■ Exercise details: Will you give the material below again, every line exactly as it is?
----
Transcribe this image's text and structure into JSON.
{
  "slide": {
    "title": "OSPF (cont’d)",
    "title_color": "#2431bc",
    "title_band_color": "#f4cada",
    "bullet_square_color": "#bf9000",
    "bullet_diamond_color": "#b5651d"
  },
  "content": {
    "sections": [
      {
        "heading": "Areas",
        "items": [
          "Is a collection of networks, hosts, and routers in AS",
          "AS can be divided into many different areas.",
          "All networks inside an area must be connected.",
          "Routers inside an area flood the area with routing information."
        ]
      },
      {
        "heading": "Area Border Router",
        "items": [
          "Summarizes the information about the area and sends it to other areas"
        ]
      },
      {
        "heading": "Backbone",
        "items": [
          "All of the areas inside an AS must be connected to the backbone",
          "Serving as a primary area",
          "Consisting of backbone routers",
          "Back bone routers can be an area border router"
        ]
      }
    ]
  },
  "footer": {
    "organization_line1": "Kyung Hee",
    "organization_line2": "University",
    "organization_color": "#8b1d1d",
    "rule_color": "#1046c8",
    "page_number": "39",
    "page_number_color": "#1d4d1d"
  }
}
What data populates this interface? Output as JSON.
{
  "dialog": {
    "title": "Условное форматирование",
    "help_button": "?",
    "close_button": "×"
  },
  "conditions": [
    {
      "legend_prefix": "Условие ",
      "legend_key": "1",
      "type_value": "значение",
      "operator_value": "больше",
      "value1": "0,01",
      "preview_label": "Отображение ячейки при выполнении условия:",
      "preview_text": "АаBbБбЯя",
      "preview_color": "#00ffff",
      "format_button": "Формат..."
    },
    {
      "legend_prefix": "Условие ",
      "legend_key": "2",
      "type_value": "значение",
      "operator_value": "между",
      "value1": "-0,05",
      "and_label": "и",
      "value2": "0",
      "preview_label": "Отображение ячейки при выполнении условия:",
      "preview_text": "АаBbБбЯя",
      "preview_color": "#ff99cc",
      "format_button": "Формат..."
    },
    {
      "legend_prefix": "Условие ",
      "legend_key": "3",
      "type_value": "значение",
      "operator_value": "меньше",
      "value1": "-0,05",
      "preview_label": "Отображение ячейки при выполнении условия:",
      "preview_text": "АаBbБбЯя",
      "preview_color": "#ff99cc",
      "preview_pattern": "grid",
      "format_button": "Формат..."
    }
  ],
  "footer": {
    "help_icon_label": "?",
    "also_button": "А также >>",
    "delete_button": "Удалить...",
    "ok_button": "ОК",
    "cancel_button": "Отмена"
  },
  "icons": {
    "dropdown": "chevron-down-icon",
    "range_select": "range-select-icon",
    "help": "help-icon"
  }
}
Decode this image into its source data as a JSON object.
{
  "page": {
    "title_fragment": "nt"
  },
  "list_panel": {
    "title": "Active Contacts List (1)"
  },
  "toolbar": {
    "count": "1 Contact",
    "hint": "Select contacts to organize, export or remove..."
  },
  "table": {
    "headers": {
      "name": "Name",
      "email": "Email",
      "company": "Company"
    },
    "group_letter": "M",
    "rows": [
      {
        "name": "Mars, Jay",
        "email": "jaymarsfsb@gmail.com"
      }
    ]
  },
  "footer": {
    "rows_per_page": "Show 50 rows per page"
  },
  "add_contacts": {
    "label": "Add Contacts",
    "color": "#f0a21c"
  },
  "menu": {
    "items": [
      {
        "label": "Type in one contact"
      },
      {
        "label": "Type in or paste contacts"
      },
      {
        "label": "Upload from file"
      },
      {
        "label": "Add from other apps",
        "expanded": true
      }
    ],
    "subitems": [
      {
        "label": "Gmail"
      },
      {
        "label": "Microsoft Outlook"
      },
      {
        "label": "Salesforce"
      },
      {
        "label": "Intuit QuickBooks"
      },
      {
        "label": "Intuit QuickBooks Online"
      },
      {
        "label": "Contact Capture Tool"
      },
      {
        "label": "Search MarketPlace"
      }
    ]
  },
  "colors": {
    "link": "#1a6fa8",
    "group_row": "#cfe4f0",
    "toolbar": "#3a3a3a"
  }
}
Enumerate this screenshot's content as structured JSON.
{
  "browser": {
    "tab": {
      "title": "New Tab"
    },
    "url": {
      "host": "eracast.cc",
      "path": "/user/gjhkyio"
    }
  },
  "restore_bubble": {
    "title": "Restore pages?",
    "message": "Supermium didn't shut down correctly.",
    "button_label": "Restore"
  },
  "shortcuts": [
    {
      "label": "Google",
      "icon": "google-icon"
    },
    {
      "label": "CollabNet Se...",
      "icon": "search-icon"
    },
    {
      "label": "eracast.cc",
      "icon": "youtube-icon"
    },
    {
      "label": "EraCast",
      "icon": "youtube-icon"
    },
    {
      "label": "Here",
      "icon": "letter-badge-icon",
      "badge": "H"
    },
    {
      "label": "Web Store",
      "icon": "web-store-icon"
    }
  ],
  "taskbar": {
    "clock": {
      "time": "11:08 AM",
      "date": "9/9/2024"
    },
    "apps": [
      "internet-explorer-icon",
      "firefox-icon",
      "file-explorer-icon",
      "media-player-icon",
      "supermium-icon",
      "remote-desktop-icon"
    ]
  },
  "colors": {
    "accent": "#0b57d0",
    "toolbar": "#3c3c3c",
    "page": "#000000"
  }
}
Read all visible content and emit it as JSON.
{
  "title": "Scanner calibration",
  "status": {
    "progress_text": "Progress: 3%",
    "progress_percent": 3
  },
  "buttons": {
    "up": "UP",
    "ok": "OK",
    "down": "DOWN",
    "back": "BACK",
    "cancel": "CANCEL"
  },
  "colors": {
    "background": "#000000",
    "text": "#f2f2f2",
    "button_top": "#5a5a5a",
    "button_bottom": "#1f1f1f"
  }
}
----
■ Result:
Transcribe this image's text and structure into JSON.
{
  "slide": {
    "title": "OSPF (cont’d)",
    "title_color": "#2431bc",
    "title_band_color": "#f4cada",
    "bullet_square_color": "#bf9000",
    "bullet_diamond_color": "#b5651d"
  },
  "content": {
    "sections": [
      {
        "heading": "Areas",
        "items": [
          "Is a collection of networks, hosts, and routers in AS",
          "AS can be divided into many different areas.",
          "All networks inside an area must be connected.",
          "Routers inside an area flood the area with routing information."
        ]
      },
      {
        "heading": "Area Border Router",
        "items": [
          "Summarizes the information about the area and sends it to other areas"
        ]
      },
      {
        "heading": "Backbone",
        "items": [
          "All of the areas inside an AS must be connected to the backbone",
          "Serving as a primary area",
          "Consisting of backbone routers",
          "Back bone routers can be an area border router"
        ]
      }
    ]
  },
  "footer": {
    "organization_line1": "Kyung Hee",
    "organization_line2": "University",
    "organization_color": "#8b1d1d",
    "rule_color": "#1046c8",
    "page_number": "39",
    "page_number_color": "#1d4d1d"
  }
}
What data populates this interface? Output as JSON.
{
  "dialog": {
    "title": "Условное форматирование",
    "help_button": "?",
    "close_button": "×"
  },
  "conditions": [
    {
      "legend_prefix": "Условие ",
      "legend_key": "1",
      "type_value": "значение",
      "operator_value": "больше",
      "value1": "0,01",
      "preview_label": "Отображение ячейки при выполнении условия:",
      "preview_text": "АаBbБбЯя",
      "preview_color": "#00ffff",
      "format_button": "Формат..."
    },
    {
      "legend_prefix": "Условие ",
      "legend_key": "2",
      "type_value": "значение",
      "operator_value": "между",
      "value1": "-0,05",
      "and_label": "и",
      "value2": "0",
      "preview_label": "Отображение ячейки при выполнении условия:",
      "preview_text": "АаBbБбЯя",
      "preview_color": "#ff99cc",
      "format_button": "Формат..."
    },
    {
      "legend_prefix": "Условие ",
      "legend_key": "3",
      "type_value": "значение",
      "operator_value": "меньше",
      "value1": "-0,05",
      "preview_label": "Отображение ячейки при выполнении условия:",
      "preview_text": "АаBbБбЯя",
      "preview_color": "#ff99cc",
      "preview_pattern": "grid",
      "format_button": "Формат..."
    }
  ],
  "footer": {
    "help_icon_label": "?",
    "also_button": "А также >>",
    "delete_button": "Удалить...",
    "ok_button": "ОК",
    "cancel_button": "Отмена"
  },
  "icons": {
    "dropdown": "chevron-down-icon",
    "range_select": "range-select-icon",
    "help": "help-icon"
  }
}
Decode this image into its source data as a JSON object.
{
  "page": {
    "title_fragment": "nt"
  },
  "list_panel": {
    "title": "Active Contacts List (1)"
  },
  "toolbar": {
    "count": "1 Contact",
    "hint": "Select contacts to organize, export or remove..."
  },
  "table": {
    "headers": {
      "name": "Name",
      "email": "Email",
      "company": "Company"
    },
    "group_letter": "M",
    "rows": [
      {
        "name": "Mars, Jay",
        "email": "jaymarsfsb@gmail.com"
      }
    ]
  },
  "footer": {
    "rows_per_page": "Show 50 rows per page"
  },
  "add_contacts": {
    "label": "Add Contacts",
    "color": "#f0a21c"
  },
  "menu": {
    "items": [
      {
        "label": "Type in one contact"
      },
      {
        "label": "Type in or paste contacts"
      },
      {
        "label": "Upload from file"
      },
      {
        "label": "Add from other apps",
        "expanded": true
      }
    ],
    "subitems": [
      {
        "label": "Gmail"
      },
      {
        "label": "Microsoft Outlook"
      },
      {
        "label": "Salesforce"
      },
      {
        "label": "Intuit QuickBooks"
      },
      {
        "label": "Intuit QuickBooks Online"
      },
      {
        "label": "Contact Capture Tool"
      },
      {
        "label": "Search MarketPlace"
      }
    ]
  },
  "colors": {
    "link": "#1a6fa8",
    "group_row": "#cfe4f0",
    "toolbar": "#3a3a3a"
  }
}
Enumerate this screenshot's content as structured JSON.
{
  "browser": {
    "tab": {
      "title": "New Tab"
    },
    "url": {
      "host": "eracast.cc",
      "path": "/user/gjhkyio"
    }
  },
  "restore_bubble": {
    "title": "Restore pages?",
    "message": "Supermium didn't shut down correctly.",
    "button_label": "Restore"
  },
  "shortcuts": [
    {
      "label": "Google",
      "icon": "google-icon"
    },
    {
      "label": "CollabNet Se...",
      "icon": "search-icon"
    },
    {
      "label": "eracast.cc",
      "icon": "youtube-icon"
    },
    {
      "label": "EraCast",
      "icon": "youtube-icon"
    },
    {
      "label": "Here",
      "icon": "letter-badge-icon",
      "badge": "H"
    },
    {
      "label": "Web Store",
      "icon": "web-store-icon"
    }
  ],
  "taskbar": {
    "clock": {
      "time": "11:08 AM",
      "date": "9/9/2024"
    },
    "apps": [
      "internet-explorer-icon",
      "firefox-icon",
      "file-explorer-icon",
      "media-player-icon",
      "supermium-icon",
      "remote-desktop-icon"
    ]
  },
  "colors": {
    "accent": "#0b57d0",
    "toolbar": "#3c3c3c",
    "page": "#000000"
  }
}
Read all visible content and emit it as JSON.
{
  "title": "Scanner calibration",
  "status": {
    "progress_text": "Progress: 3%",
    "progress_percent": 3
  },
  "buttons": {
    "up": "UP",
    "ok": "OK",
    "down": "DOWN",
    "back": "BACK",
    "cancel": "CANCEL"
  },
  "colors": {
    "background": "#000000",
    "text": "#f2f2f2",
    "button_top": "#5a5a5a",
    "button_bottom": "#1f1f1f"
  }
}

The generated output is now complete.